**The problem**
Write the entries out again. Each one must match exactly.

**Supplied data**
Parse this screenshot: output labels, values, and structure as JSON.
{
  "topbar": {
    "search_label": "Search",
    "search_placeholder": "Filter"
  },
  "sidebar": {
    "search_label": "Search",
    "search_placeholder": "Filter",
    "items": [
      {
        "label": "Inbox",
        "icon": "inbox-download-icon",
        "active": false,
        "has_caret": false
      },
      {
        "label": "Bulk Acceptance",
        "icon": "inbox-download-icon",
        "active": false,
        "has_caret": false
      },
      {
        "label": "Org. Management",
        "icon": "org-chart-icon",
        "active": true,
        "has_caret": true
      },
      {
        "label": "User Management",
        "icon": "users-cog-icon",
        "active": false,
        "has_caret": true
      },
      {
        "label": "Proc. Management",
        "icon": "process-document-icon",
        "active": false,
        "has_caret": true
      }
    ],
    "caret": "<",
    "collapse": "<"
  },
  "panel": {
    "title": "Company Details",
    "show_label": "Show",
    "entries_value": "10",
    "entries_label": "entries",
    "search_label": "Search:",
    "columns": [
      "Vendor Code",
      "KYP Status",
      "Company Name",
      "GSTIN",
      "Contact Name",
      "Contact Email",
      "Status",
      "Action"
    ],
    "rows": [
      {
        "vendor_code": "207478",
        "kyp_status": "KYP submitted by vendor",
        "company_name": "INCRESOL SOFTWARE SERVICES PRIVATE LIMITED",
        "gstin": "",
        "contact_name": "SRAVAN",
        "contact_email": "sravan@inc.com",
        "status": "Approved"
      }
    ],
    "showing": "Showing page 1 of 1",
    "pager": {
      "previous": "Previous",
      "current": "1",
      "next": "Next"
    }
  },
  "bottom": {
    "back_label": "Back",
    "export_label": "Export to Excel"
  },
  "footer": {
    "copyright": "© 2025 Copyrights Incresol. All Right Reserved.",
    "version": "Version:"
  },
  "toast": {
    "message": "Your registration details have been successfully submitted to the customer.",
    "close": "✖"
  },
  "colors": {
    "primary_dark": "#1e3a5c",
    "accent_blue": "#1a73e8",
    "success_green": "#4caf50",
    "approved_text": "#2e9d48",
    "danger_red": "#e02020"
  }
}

**Answer space**
Parse this screenshot: output labels, values, and structure as JSON.
{
  "topbar": {
    "search_label": "Search",
    "search_placeholder": "Filter"
  },
  "sidebar": {
    "search_label": "Search",
    "search_placeholder": "Filter",
    "items": [
      {
        "label": "Inbox",
        "icon": "inbox-download-icon",
        "active": false,
        "has_caret": false
      },
      {
        "label": "Bulk Acceptance",
        "icon": "inbox-download-icon",
        "active": false,
        "has_caret": false
      },
      {
        "label": "Org. Management",
        "icon": "org-chart-icon",
        "active": true,
        "has_caret": true
      },
      {
        "label": "User Management",
        "icon": "users-cog-icon",
        "active": false,
        "has_caret": true
      },
      {
        "label": "Proc. Management",
        "icon": "process-document-icon",
        "active": false,
        "has_caret": true
      }
    ],
    "caret": "<",
    "collapse": "<"
  },
  "panel": {
    "title": "Company Details",
    "show_label": "Show",
    "entries_value": "10",
    "entries_label": "entries",
    "search_label": "Search:",
    "columns": [
      "Vendor Code",
      "KYP Status",
      "Company Name",
      "GSTIN",
      "Contact Name",
      "Contact Email",
      "Status",
      "Action"
    ],
    "rows": [
      {
        "vendor_code": "207478",
        "kyp_status": "KYP submitted by vendor",
        "company_name": "INCRESOL SOFTWARE SERVICES PRIVATE LIMITED",
        "gstin": "",
        "contact_name": "SRAVAN",
        "contact_email": "sravan@inc.com",
        "status": "Approved"
      }
    ],
    "showing": "Showing page 1 of 1",
    "pager": {
      "previous": "Previous",
      "current": "1",
      "next": "Next"
    }
  },
  "bottom": {
    "back_label": "Back",
    "export_label": "Export to Excel"
  },
  "footer": {
    "copyright": "© 2025 Copyrights Incresol. All Right Reserved.",
    "version": "Version:"
  },
  "toast": {
    "message": "Your registration details have been successfully submitted to the customer.",
    "close": "✖"
  },
  "colors": {
    "primary_dark": "#1e3a5c",
    "accent_blue": "#1a73e8",
    "success_green": "#4caf50",
    "approved_text": "#2e9d48",
    "danger_red": "#e02020"
  }
}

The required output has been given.